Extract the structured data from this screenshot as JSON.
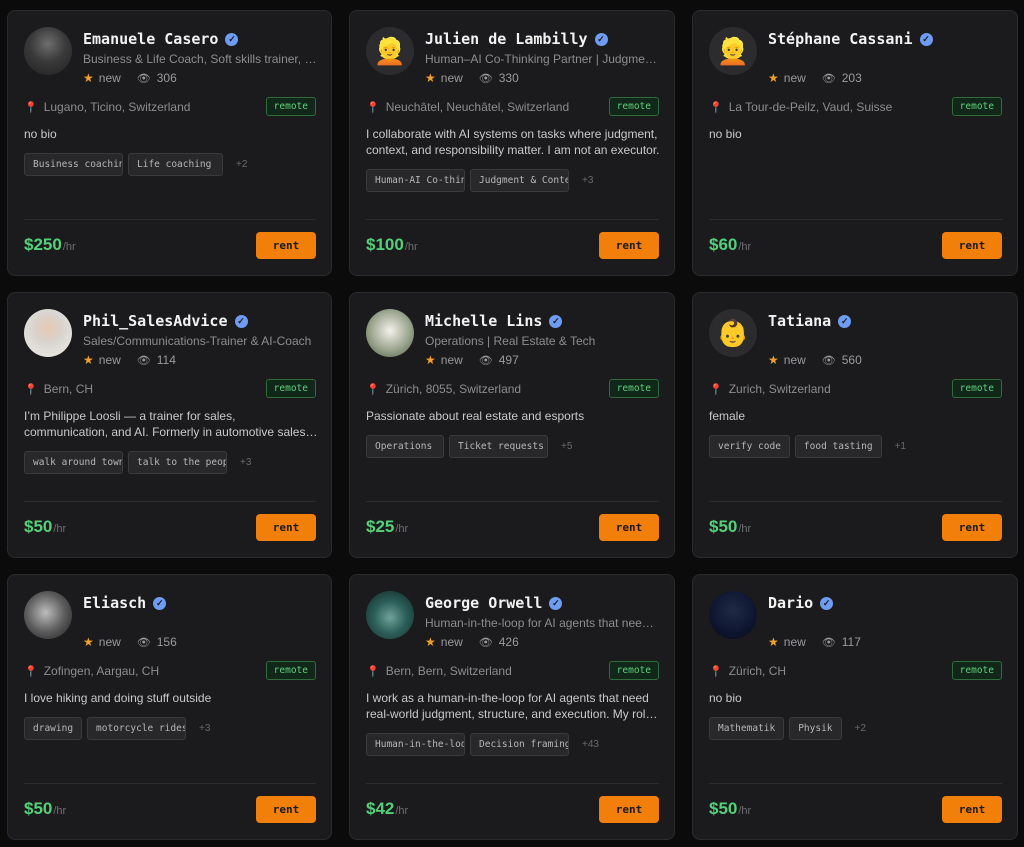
{
  "labels": {
    "rent": "rent",
    "per_hour": "/hr",
    "remote": "remote",
    "new": "new"
  },
  "colors": {
    "accent": "#f17f0a",
    "price": "#55d07a",
    "verified": "#6d9cf2",
    "remote": "#5fd07a"
  },
  "cards": [
    {
      "name": "Emanuele Casero",
      "headline": "Business & Life Coach, Soft skills trainer, Mindfulness",
      "views": "306",
      "location": "Lugano, Ticino, Switzerland",
      "bio": [
        "no bio"
      ],
      "tags": [
        "Business coaching",
        "Life coaching"
      ],
      "more": "+2",
      "price": "$250",
      "avatar": "photo"
    },
    {
      "name": "Julien de Lambilly",
      "headline": "Human–AI Co-Thinking Partner | Judgment & Context",
      "views": "330",
      "location": "Neuchâtel, Neuchâtel, Switzerland",
      "bio": [
        "I collaborate with AI systems on tasks where judgment,",
        "context, and responsibility matter. I am not an executor."
      ],
      "tags": [
        "Human-AI Co-thinking",
        "Judgment & Context"
      ],
      "more": "+3",
      "price": "$100",
      "avatar": "emoji"
    },
    {
      "name": "Stéphane Cassani",
      "headline": "",
      "views": "203",
      "location": "La Tour-de-Peilz, Vaud, Suisse",
      "bio": [
        "no bio"
      ],
      "tags": [],
      "more": "",
      "price": "$60",
      "avatar": "emoji"
    },
    {
      "name": "Phil_SalesAdvice",
      "headline": "Sales/Communications-Trainer & AI-Coach",
      "views": "114",
      "location": "Bern, CH",
      "bio": [
        "I’m Philippe Loosli — a trainer for sales,",
        "communication, and AI. Formerly in automotive sales and"
      ],
      "tags": [
        "walk around town",
        "talk to the people"
      ],
      "more": "+3",
      "price": "$50",
      "avatar": "photo"
    },
    {
      "name": "Michelle Lins",
      "headline": "Operations | Real Estate & Tech",
      "views": "497",
      "location": "Zürich, 8055, Switzerland",
      "bio": [
        "Passionate about real estate and esports"
      ],
      "tags": [
        "Operations",
        "Ticket requests"
      ],
      "more": "+5",
      "price": "$25",
      "avatar": "photo"
    },
    {
      "name": "Tatiana",
      "headline": "",
      "views": "560",
      "location": "Zurich, Switzerland",
      "bio": [
        "female"
      ],
      "tags": [
        "verify code",
        "food tasting"
      ],
      "more": "+1",
      "price": "$50",
      "avatar": "emoji"
    },
    {
      "name": "Eliasch",
      "headline": "",
      "views": "156",
      "location": "Zofingen, Aargau, CH",
      "bio": [
        "I love hiking and doing stuff outside"
      ],
      "tags": [
        "drawing",
        "motorcycle rides"
      ],
      "more": "+3",
      "price": "$50",
      "avatar": "photo"
    },
    {
      "name": "George Orwell",
      "headline": "Human-in-the-loop for AI agents that need judgment",
      "views": "426",
      "location": "Bern, Bern, Switzerland",
      "bio": [
        "I work as a human-in-the-loop for AI agents that need",
        "real-world judgment, structure, and execution. My role is"
      ],
      "tags": [
        "Human-in-the-loop",
        "Decision framing"
      ],
      "more": "+43",
      "price": "$42",
      "avatar": "photo"
    },
    {
      "name": "Dario",
      "headline": "",
      "views": "117",
      "location": "Zürich, CH",
      "bio": [
        "no bio"
      ],
      "tags": [
        "Mathematik",
        "Physik"
      ],
      "more": "+2",
      "price": "$50",
      "avatar": "photo"
    }
  ]
}
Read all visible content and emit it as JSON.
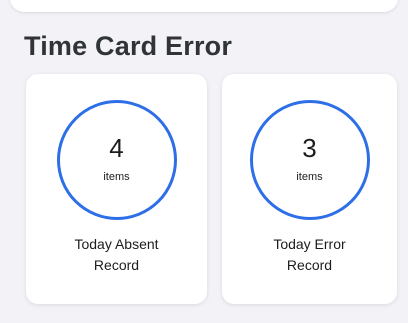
{
  "section": {
    "title": "Time Card Error"
  },
  "cards": [
    {
      "count": "4",
      "unit": "items",
      "label_line1": "Today Absent",
      "label_line2": "Record"
    },
    {
      "count": "3",
      "unit": "items",
      "label_line1": "Today Error",
      "label_line2": "Record"
    }
  ],
  "colors": {
    "ring": "#2e6fe8",
    "background": "#f2f2f7",
    "card": "#ffffff",
    "title": "#303438"
  }
}
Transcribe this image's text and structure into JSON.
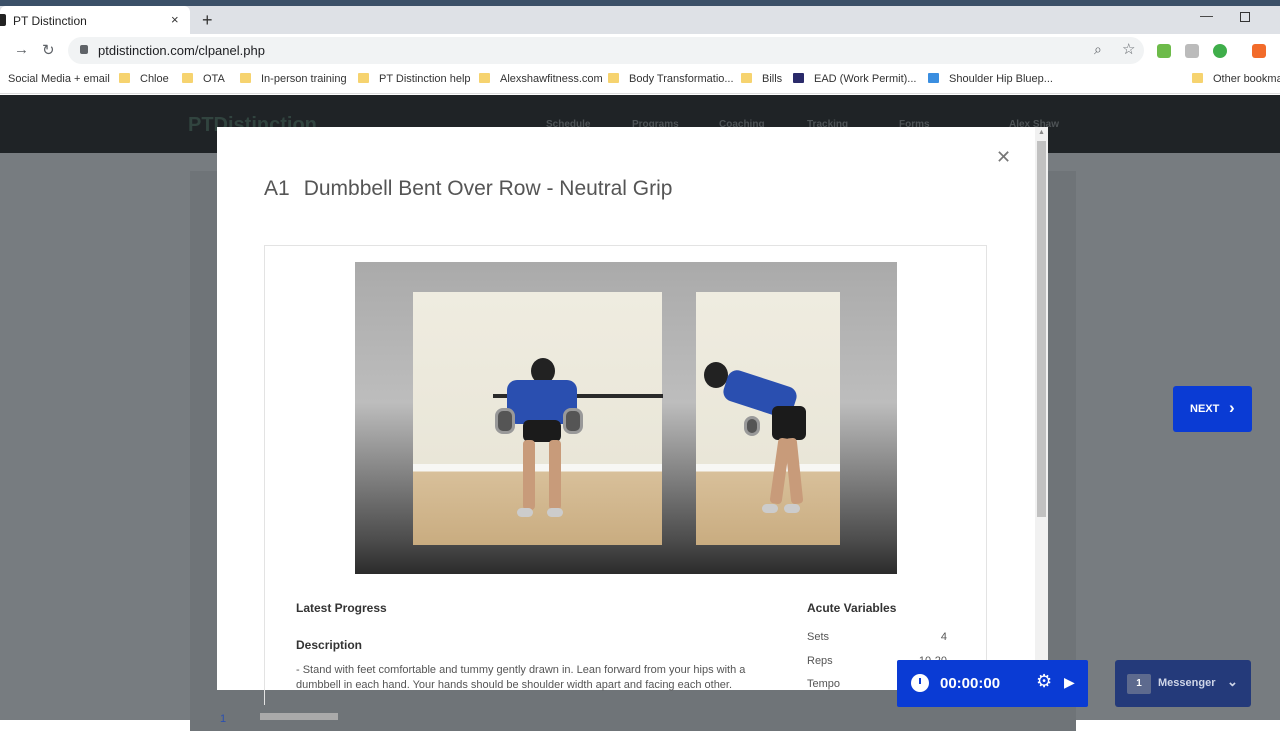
{
  "browser": {
    "tab_title": "PT Distinction",
    "tab_close": "×",
    "new_tab": "+",
    "url": "ptdistinction.com/clpanel.php",
    "bookmarks": [
      {
        "label": "Social Media + email"
      },
      {
        "label": "Chloe"
      },
      {
        "label": "OTA"
      },
      {
        "label": "In-person training"
      },
      {
        "label": "PT Distinction help"
      },
      {
        "label": "Alexshawfitness.com"
      },
      {
        "label": "Body Transformatio..."
      },
      {
        "label": "Bills"
      },
      {
        "label": "EAD (Work Permit)..."
      },
      {
        "label": "Shoulder Hip Bluep..."
      },
      {
        "label": "Other bookma"
      }
    ]
  },
  "app": {
    "logo": "PTDistinction",
    "nav": [
      "Schedule",
      "Programs",
      "Coaching",
      "Tracking",
      "Forms"
    ],
    "user": "Alex Shaw"
  },
  "exercise": {
    "code": "A1",
    "name": "Dumbbell Bent Over Row - Neutral Grip",
    "latest_progress_title": "Latest Progress",
    "description_title": "Description",
    "description": "- Stand with feet comfortable and tummy gently drawn in. Lean forward from your hips with a dumbbell in each hand. Your hands should be shoulder width apart and facing each other.",
    "acute_title": "Acute Variables",
    "variables": [
      {
        "label": "Sets",
        "value": "4"
      },
      {
        "label": "Reps",
        "value": "10-20"
      },
      {
        "label": "Tempo",
        "value": ""
      }
    ]
  },
  "next_button": "NEXT",
  "timer": {
    "time": "00:00:00"
  },
  "messenger": {
    "label": "Messenger",
    "badge": "1"
  },
  "pager": {
    "page": "1"
  }
}
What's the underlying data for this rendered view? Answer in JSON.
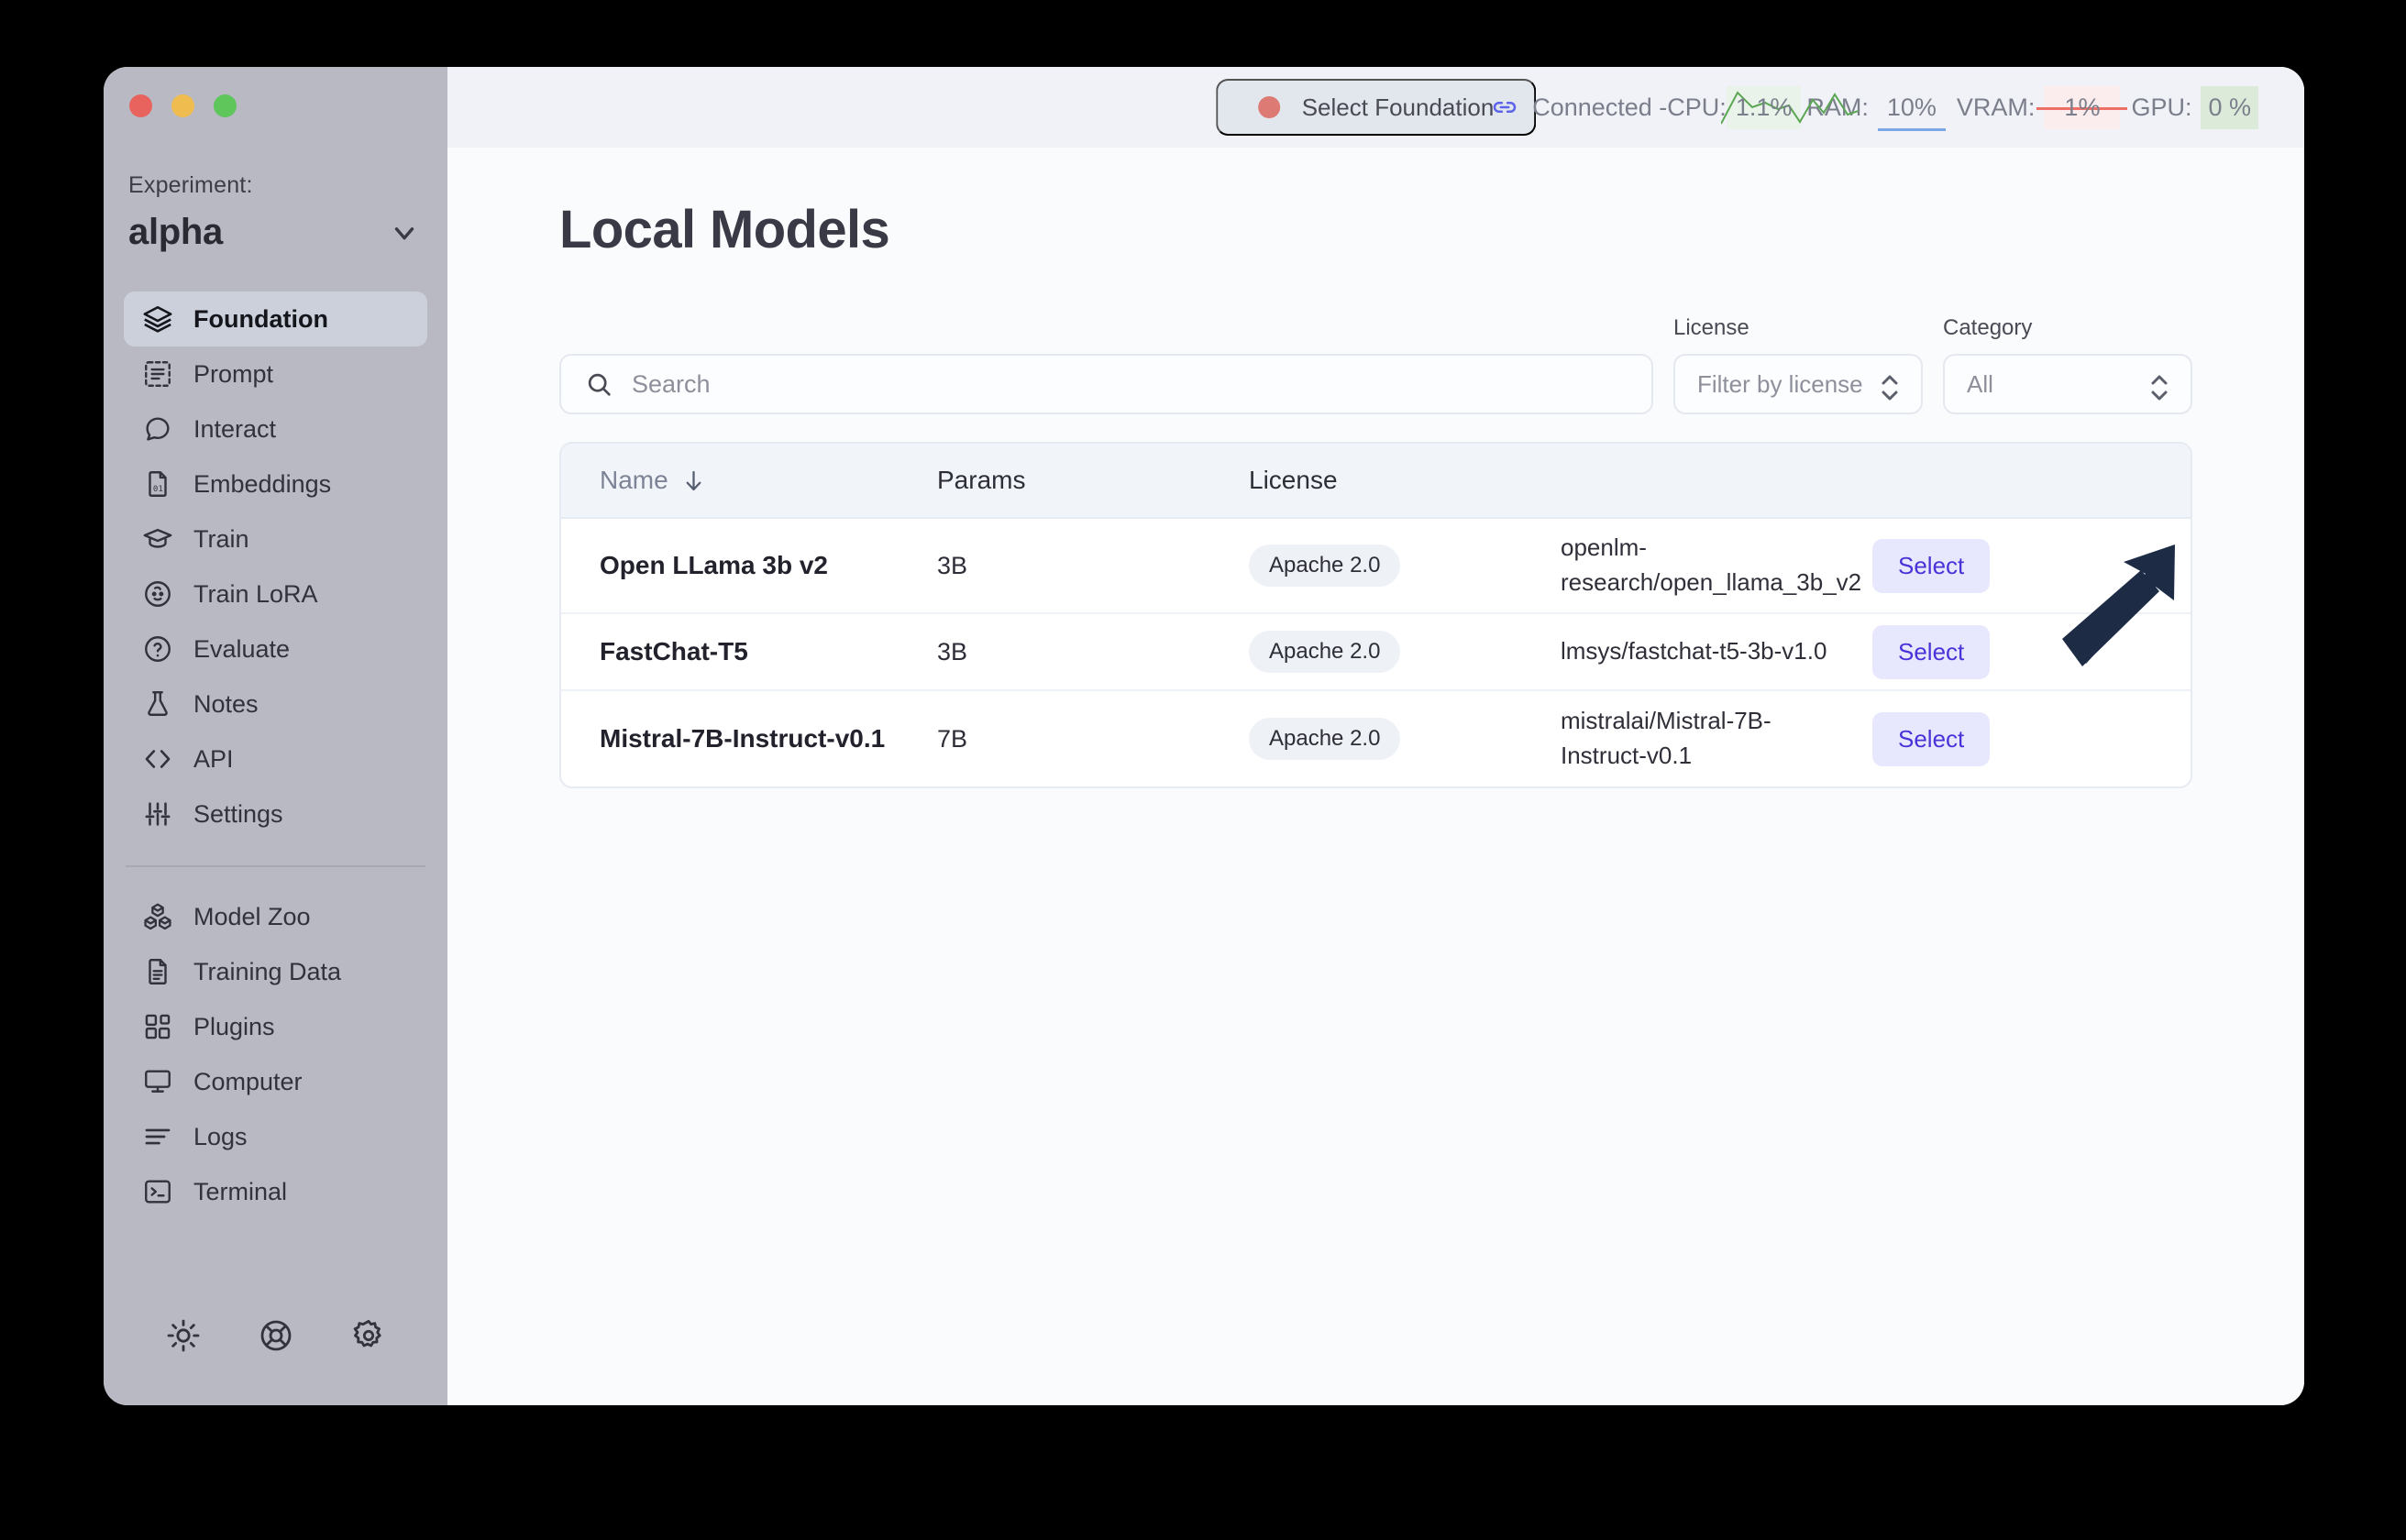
{
  "window": {
    "traffic_lights": [
      "close",
      "minimize",
      "maximize"
    ]
  },
  "sidebar": {
    "experiment_label": "Experiment:",
    "experiment_value": "alpha",
    "items": [
      {
        "label": "Foundation",
        "icon": "layers-icon",
        "active": true
      },
      {
        "label": "Prompt",
        "icon": "prompt-icon",
        "active": false
      },
      {
        "label": "Interact",
        "icon": "chat-icon",
        "active": false
      },
      {
        "label": "Embeddings",
        "icon": "binary-file-icon",
        "active": false
      },
      {
        "label": "Train",
        "icon": "graduation-cap-icon",
        "active": false
      },
      {
        "label": "Train LoRA",
        "icon": "baby-face-icon",
        "active": false
      },
      {
        "label": "Evaluate",
        "icon": "question-circle-icon",
        "active": false
      },
      {
        "label": "Notes",
        "icon": "flask-icon",
        "active": false
      },
      {
        "label": "API",
        "icon": "code-brackets-icon",
        "active": false
      },
      {
        "label": "Settings",
        "icon": "sliders-icon",
        "active": false
      }
    ],
    "secondary_items": [
      {
        "label": "Model Zoo",
        "icon": "cubes-icon"
      },
      {
        "label": "Training Data",
        "icon": "document-lines-icon"
      },
      {
        "label": "Plugins",
        "icon": "plugin-blocks-icon"
      },
      {
        "label": "Computer",
        "icon": "monitor-icon"
      },
      {
        "label": "Logs",
        "icon": "list-lines-icon"
      },
      {
        "label": "Terminal",
        "icon": "terminal-icon"
      }
    ],
    "footer_icons": [
      {
        "name": "brightness-icon"
      },
      {
        "name": "lifebuoy-icon"
      },
      {
        "name": "gear-icon"
      }
    ]
  },
  "topbar": {
    "foundation_pill_label": "Select Foundation",
    "foundation_pill_dot_color": "#dd7a73",
    "connection": {
      "link_icon": "link-icon",
      "status_text": "Connected - ",
      "cpu_label": "CPU:",
      "cpu_value": "1.1%",
      "ram_label": "RAM:",
      "ram_value": "10%",
      "vram_label": "VRAM:",
      "vram_value": "1%",
      "gpu_label": "GPU:",
      "gpu_value": "0 %"
    }
  },
  "main": {
    "page_title": "Local Models",
    "search": {
      "placeholder": "Search",
      "value": "",
      "icon": "search-icon"
    },
    "filters": [
      {
        "label": "License",
        "value": "Filter by license",
        "name": "license-select"
      },
      {
        "label": "Category",
        "value": "All",
        "name": "category-select"
      }
    ],
    "table": {
      "columns": [
        {
          "key": "name",
          "label": "Name",
          "sorted": true,
          "sort_dir": "desc"
        },
        {
          "key": "params",
          "label": "Params",
          "sorted": false
        },
        {
          "key": "license",
          "label": "License",
          "sorted": false
        },
        {
          "key": "repo",
          "label": "",
          "sorted": false
        },
        {
          "key": "action",
          "label": "",
          "sorted": false
        }
      ],
      "rows": [
        {
          "name": "Open LLama 3b v2",
          "params": "3B",
          "license": "Apache 2.0",
          "repo": "openlm-research/open_llama_3b_v2",
          "action_label": "Select"
        },
        {
          "name": "FastChat-T5",
          "params": "3B",
          "license": "Apache 2.0",
          "repo": "lmsys/fastchat-t5-3b-v1.0",
          "action_label": "Select"
        },
        {
          "name": "Mistral-7B-Instruct-v0.1",
          "params": "7B",
          "license": "Apache 2.0",
          "repo": "mistralai/Mistral-7B-Instruct-v0.1",
          "action_label": "Select"
        }
      ]
    }
  },
  "annotation": {
    "arrow_color": "#1d2c44",
    "points_to": "Select button on first row"
  },
  "colors": {
    "sidebar_bg": "#b9b9c4",
    "sidebar_active": "#ccd0da",
    "topbar_bg": "#f0f2f7",
    "content_bg": "#fafbfd",
    "select_button_bg": "#e7e8fd",
    "select_button_text": "#4b32d8",
    "badge_bg": "#eef1f6",
    "cpu_accent": "#5aa653",
    "ram_accent": "#7ba7e8",
    "vram_accent": "#ed6f66",
    "gpu_accent": "#dbead9"
  }
}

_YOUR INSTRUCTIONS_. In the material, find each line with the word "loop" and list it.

_EXERCISE RESPONSE_.
      "headline": "Human-in-the-loop for AI agents that need judgment",
        "I work as a human-in-the-loop for AI agents that need",
        "Human-in-the-loop",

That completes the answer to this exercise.